◆ TASK DIRECTIONS
Search the listing for the word "shirt" and say how many lines have it, nothing besides.
THE DATA Start Marker
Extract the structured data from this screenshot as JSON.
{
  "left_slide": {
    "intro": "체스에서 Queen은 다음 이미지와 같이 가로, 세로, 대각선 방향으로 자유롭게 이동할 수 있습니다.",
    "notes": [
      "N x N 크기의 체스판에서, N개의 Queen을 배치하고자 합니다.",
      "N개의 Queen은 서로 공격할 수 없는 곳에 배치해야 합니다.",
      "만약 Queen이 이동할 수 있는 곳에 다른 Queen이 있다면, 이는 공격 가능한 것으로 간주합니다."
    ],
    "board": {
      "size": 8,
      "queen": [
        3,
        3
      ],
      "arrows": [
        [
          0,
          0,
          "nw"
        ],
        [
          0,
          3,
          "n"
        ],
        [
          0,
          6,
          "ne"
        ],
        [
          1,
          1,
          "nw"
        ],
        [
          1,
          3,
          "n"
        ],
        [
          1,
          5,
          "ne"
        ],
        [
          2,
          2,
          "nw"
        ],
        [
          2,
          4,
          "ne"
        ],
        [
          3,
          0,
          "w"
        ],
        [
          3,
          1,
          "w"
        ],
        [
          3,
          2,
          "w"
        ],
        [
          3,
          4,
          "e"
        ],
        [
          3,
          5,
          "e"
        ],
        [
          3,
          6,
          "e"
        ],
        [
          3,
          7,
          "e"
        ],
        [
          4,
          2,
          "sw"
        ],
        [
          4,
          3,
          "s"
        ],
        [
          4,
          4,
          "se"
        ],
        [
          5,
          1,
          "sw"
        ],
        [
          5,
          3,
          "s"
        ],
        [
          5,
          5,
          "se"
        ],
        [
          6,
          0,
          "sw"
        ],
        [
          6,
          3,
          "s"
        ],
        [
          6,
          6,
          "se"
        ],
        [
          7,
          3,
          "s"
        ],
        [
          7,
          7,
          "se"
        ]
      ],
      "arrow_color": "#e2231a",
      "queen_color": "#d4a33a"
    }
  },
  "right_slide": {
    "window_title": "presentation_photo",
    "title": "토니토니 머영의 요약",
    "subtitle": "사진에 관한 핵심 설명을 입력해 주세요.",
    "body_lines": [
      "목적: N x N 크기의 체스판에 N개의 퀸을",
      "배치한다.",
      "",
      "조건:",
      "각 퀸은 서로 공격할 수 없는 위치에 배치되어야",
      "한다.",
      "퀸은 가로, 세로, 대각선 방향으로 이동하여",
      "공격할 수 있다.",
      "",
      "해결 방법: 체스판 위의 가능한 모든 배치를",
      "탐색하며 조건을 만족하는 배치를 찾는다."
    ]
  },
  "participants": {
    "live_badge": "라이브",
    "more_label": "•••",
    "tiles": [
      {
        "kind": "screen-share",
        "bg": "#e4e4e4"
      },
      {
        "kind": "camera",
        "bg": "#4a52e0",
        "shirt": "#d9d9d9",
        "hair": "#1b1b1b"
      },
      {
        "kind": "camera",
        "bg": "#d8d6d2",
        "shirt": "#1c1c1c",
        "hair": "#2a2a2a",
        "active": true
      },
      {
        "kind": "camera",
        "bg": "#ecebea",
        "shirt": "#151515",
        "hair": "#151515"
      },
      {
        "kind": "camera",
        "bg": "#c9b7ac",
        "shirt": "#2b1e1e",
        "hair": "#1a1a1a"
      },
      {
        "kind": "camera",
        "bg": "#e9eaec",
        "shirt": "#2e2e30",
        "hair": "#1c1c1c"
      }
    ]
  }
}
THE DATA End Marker
◆ FINISHED EXERCISE
5